### Exercise objective
Scan the entries that follow and work out how many lines contain "Frame". Give the number and nothing else.

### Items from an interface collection
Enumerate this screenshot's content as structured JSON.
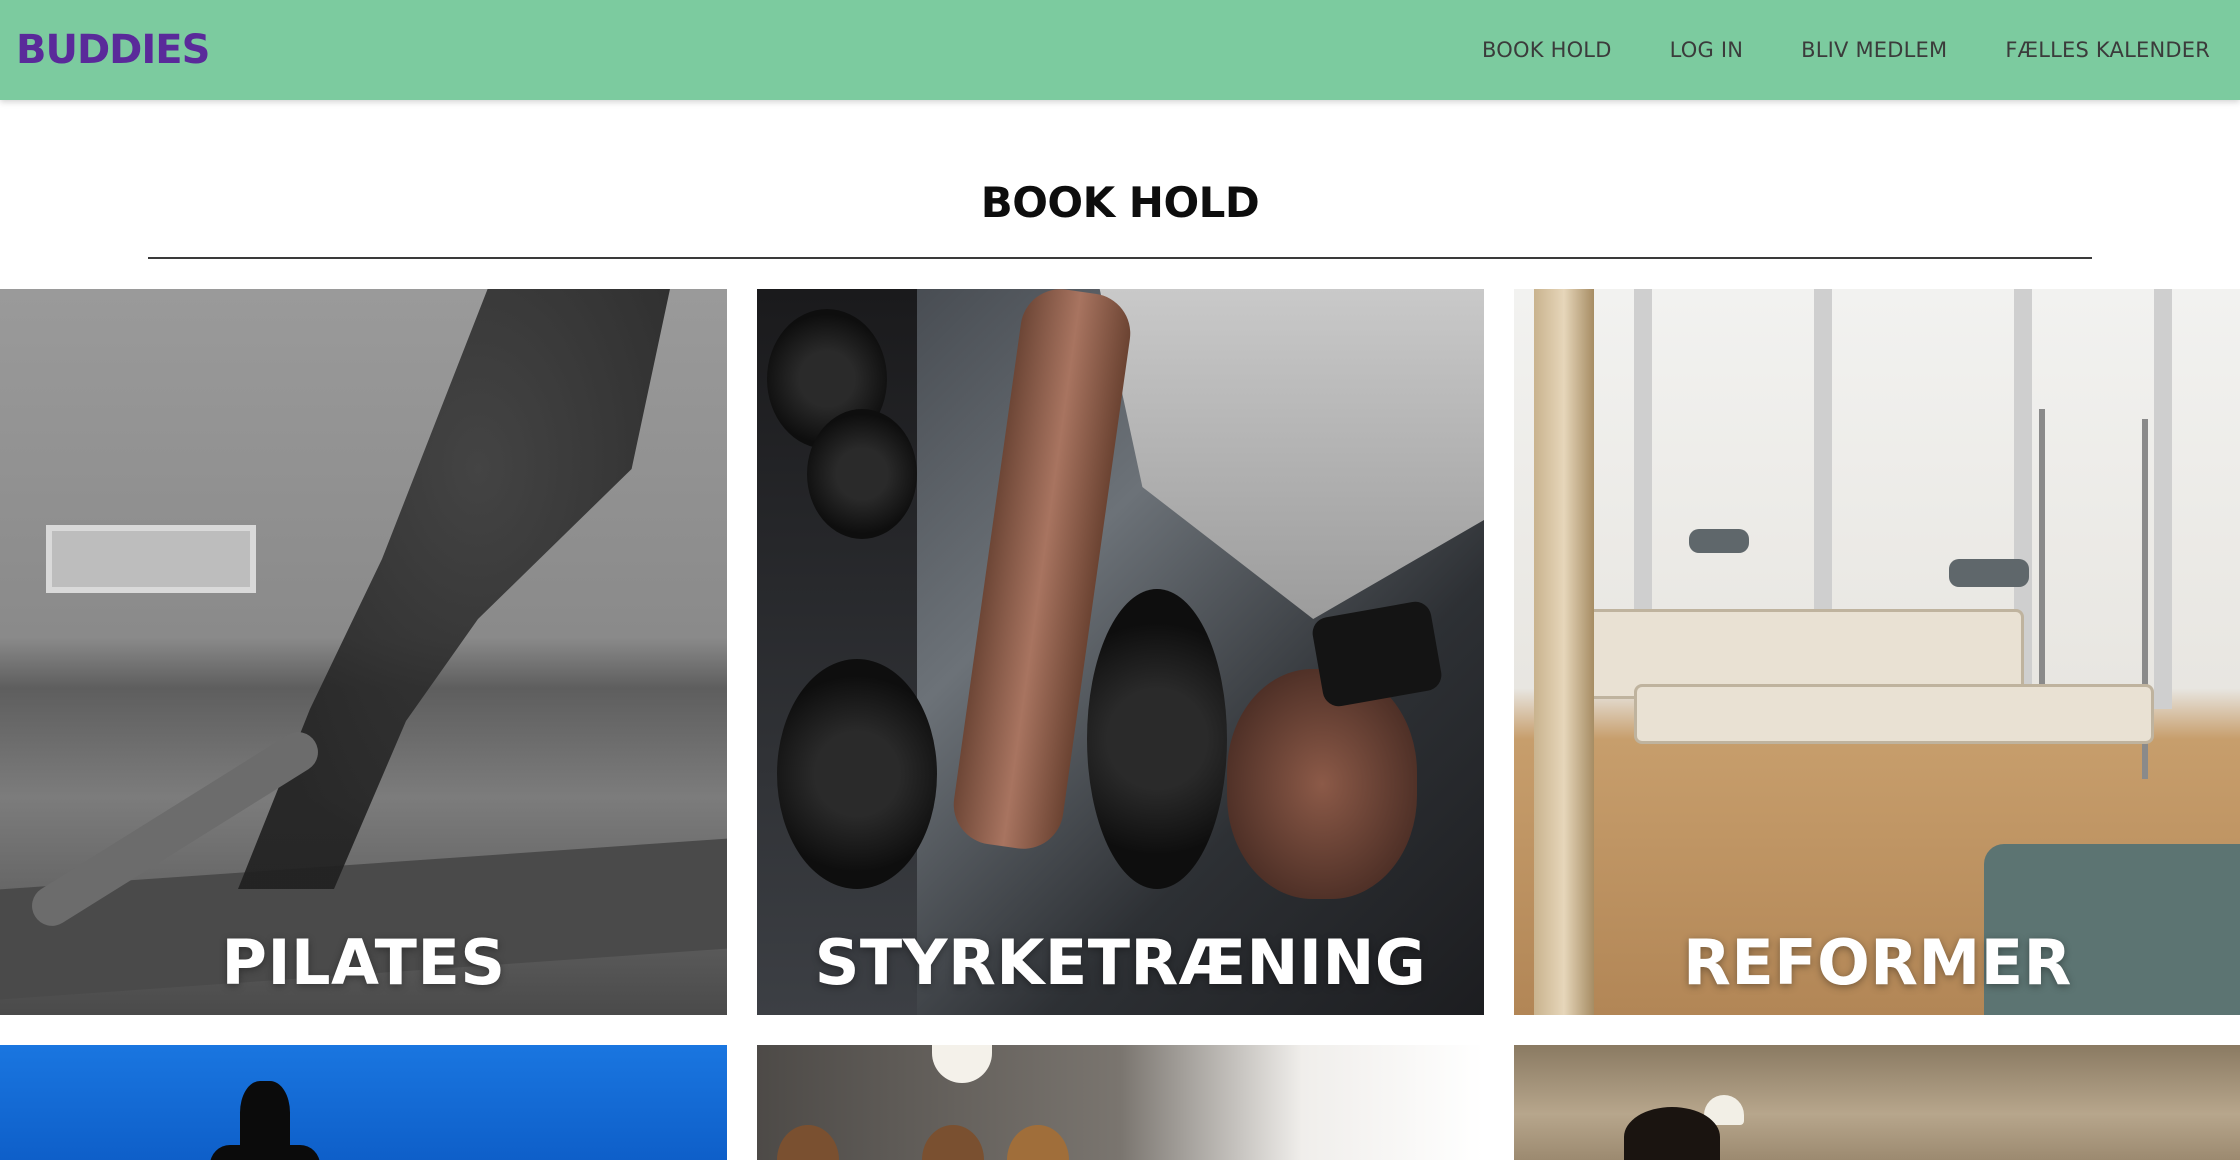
{
  "header": {
    "logo": "BUDDIES",
    "nav": [
      {
        "label": "BOOK HOLD"
      },
      {
        "label": "LOG IN"
      },
      {
        "label": "BLIV MEDLEM"
      },
      {
        "label": "FÆLLES KALENDER"
      }
    ],
    "background_color": "#7ccb9f",
    "logo_color": "#5a2a9a"
  },
  "main": {
    "title": "BOOK HOLD",
    "classes": [
      {
        "label": "PILATES",
        "image": "pilates-photo"
      },
      {
        "label": "STYRKETRÆNING",
        "image": "strength-training-photo"
      },
      {
        "label": "REFORMER",
        "image": "reformer-photo"
      },
      {
        "label": "",
        "image": "sky-silhouette-photo"
      },
      {
        "label": "",
        "image": "group-class-photo"
      },
      {
        "label": "",
        "image": "studio-person-photo"
      }
    ]
  }
}
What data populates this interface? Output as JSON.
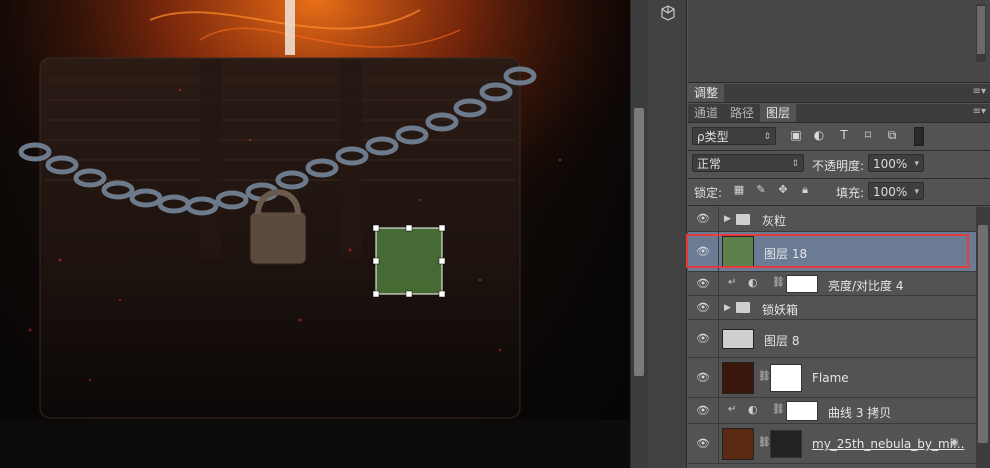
{
  "toolstrip": {
    "cube_icon": "3d-cube-icon"
  },
  "panels": {
    "adjust_tab": "调整",
    "tabs": [
      "通道",
      "路径",
      "图层"
    ],
    "active_tab": "图层",
    "filter": {
      "kind_label": "ρ类型"
    },
    "blend": {
      "mode": "正常",
      "opacity_label": "不透明度:",
      "opacity": "100%"
    },
    "lock": {
      "label": "锁定:",
      "fill_label": "填充:",
      "fill": "100%"
    }
  },
  "layers": [
    {
      "name": "灰粒",
      "type": "group"
    },
    {
      "name": "图层 18",
      "type": "layer",
      "selected": true
    },
    {
      "name": "亮度/对比度 4",
      "type": "adjustment"
    },
    {
      "name": "锁妖箱",
      "type": "group"
    },
    {
      "name": "图层 8",
      "type": "layer"
    },
    {
      "name": "Flame",
      "type": "masked"
    },
    {
      "name": "曲线 3 拷贝",
      "type": "adjustment"
    },
    {
      "name": "my_25th_nebula_by_mi...",
      "type": "masked"
    }
  ],
  "colors": {
    "selection": "#6b7b94",
    "highlight_box": "#e83a3a",
    "panel_bg": "#535353"
  }
}
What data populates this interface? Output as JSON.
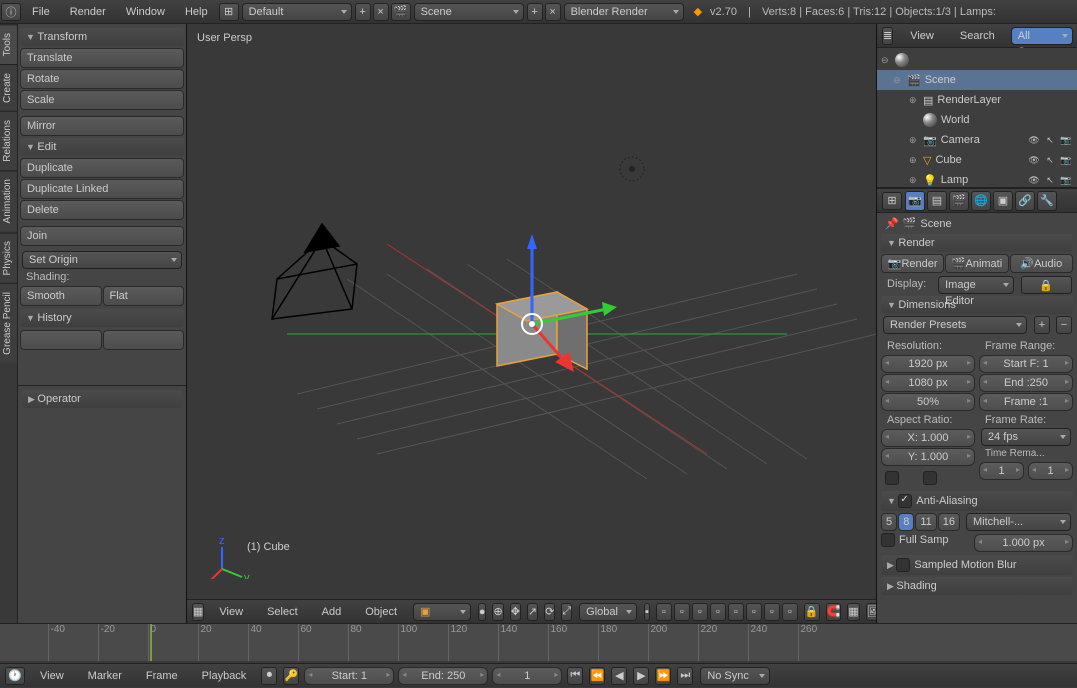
{
  "top": {
    "menus": [
      "File",
      "Render",
      "Window",
      "Help"
    ],
    "layout": "Default",
    "scene": "Scene",
    "engine": "Blender Render",
    "version": "v2.70",
    "stats": "Verts:8 | Faces:6 | Tris:12 | Objects:1/3 | Lamps:"
  },
  "vtabs": [
    "Tools",
    "Create",
    "Relations",
    "Animation",
    "Physics",
    "Grease Pencil"
  ],
  "tool": {
    "transform_hdr": "Transform",
    "translate": "Translate",
    "rotate": "Rotate",
    "scale": "Scale",
    "mirror": "Mirror",
    "edit_hdr": "Edit",
    "duplicate": "Duplicate",
    "duplicate_linked": "Duplicate Linked",
    "delete": "Delete",
    "join": "Join",
    "set_origin": "Set Origin",
    "shading_label": "Shading:",
    "smooth": "Smooth",
    "flat": "Flat",
    "history_hdr": "History",
    "operator_hdr": "Operator"
  },
  "viewport": {
    "persp": "User Persp",
    "object": "(1) Cube",
    "hdr_menus": [
      "View",
      "Select",
      "Add",
      "Object"
    ],
    "mode": "Object Mode",
    "orientation": "Global"
  },
  "outliner": {
    "hdr": [
      "View",
      "Search"
    ],
    "all_scenes": "All Scenes",
    "scene": "Scene",
    "render_layers": "RenderLayer",
    "world": "World",
    "camera": "Camera",
    "cube": "Cube",
    "lamp": "Lamp"
  },
  "props": {
    "breadcrumb": "Scene",
    "render_hdr": "Render",
    "render_btn": "Render",
    "anim_btn": "Animati",
    "audio_btn": "Audio",
    "display_label": "Display:",
    "display_value": "Image Editor",
    "dimensions_hdr": "Dimensions",
    "render_presets": "Render Presets",
    "resolution_label": "Resolution:",
    "res_x": "1920 px",
    "res_y": "1080 px",
    "res_pct": "50%",
    "frame_range_label": "Frame Range:",
    "start_f": "Start F: 1",
    "end_f": "End :250",
    "frame_step": "Frame :1",
    "aspect_label": "Aspect Ratio:",
    "aspect_x": "X: 1.000",
    "aspect_y": "Y: 1.000",
    "frame_rate_label": "Frame Rate:",
    "fps": "24 fps",
    "time_remap": "Time Rema...",
    "tr_old": "1",
    "tr_new": "1",
    "aa_hdr": "Anti-Aliasing",
    "aa_samples": [
      "5",
      "8",
      "11",
      "16"
    ],
    "aa_filter": "Mitchell-...",
    "full_sample": "Full Samp",
    "aa_px": "1.000 px",
    "smb_hdr": "Sampled Motion Blur",
    "shading_hdr": "Shading"
  },
  "timeline": {
    "menus": [
      "View",
      "Marker",
      "Frame",
      "Playback"
    ],
    "start_label": "Start:",
    "start_val": "1",
    "end_label": "End:",
    "end_val": "250",
    "current": "1",
    "sync": "No Sync",
    "ticks": [
      -40,
      -20,
      0,
      20,
      40,
      60,
      80,
      100,
      120,
      140,
      160,
      180,
      200,
      220,
      240,
      260
    ]
  }
}
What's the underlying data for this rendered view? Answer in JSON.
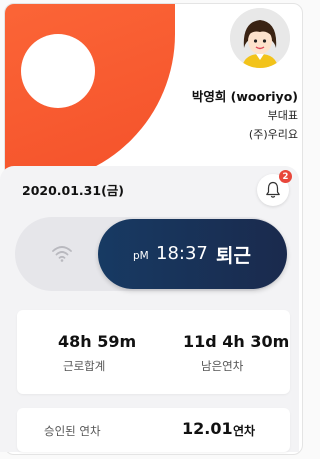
{
  "profile": {
    "name": "박영희 (wooriyo)",
    "title": "부대표",
    "company": "(주)우리요",
    "avatar_icon": "avatar-woman-icon"
  },
  "today": {
    "date": "2020.01.31(금)"
  },
  "notifications": {
    "icon": "bell-icon",
    "count": "2"
  },
  "clock": {
    "wifi_icon": "wifi-icon",
    "period": "pM",
    "time": "18:37",
    "status": "퇴근"
  },
  "stats": {
    "work_total_value": "48h 59m",
    "work_total_label": "근로합계",
    "leave_remaining_value": "11d 4h 30m",
    "leave_remaining_label": "남은연차"
  },
  "approved": {
    "label": "승인된 연차",
    "value": "12.01",
    "unit": "연차"
  },
  "colors": {
    "accent_orange": "#f4512a",
    "button_navy": "#1a2a4d",
    "badge_red": "#e8473b"
  }
}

### Solved exercise
4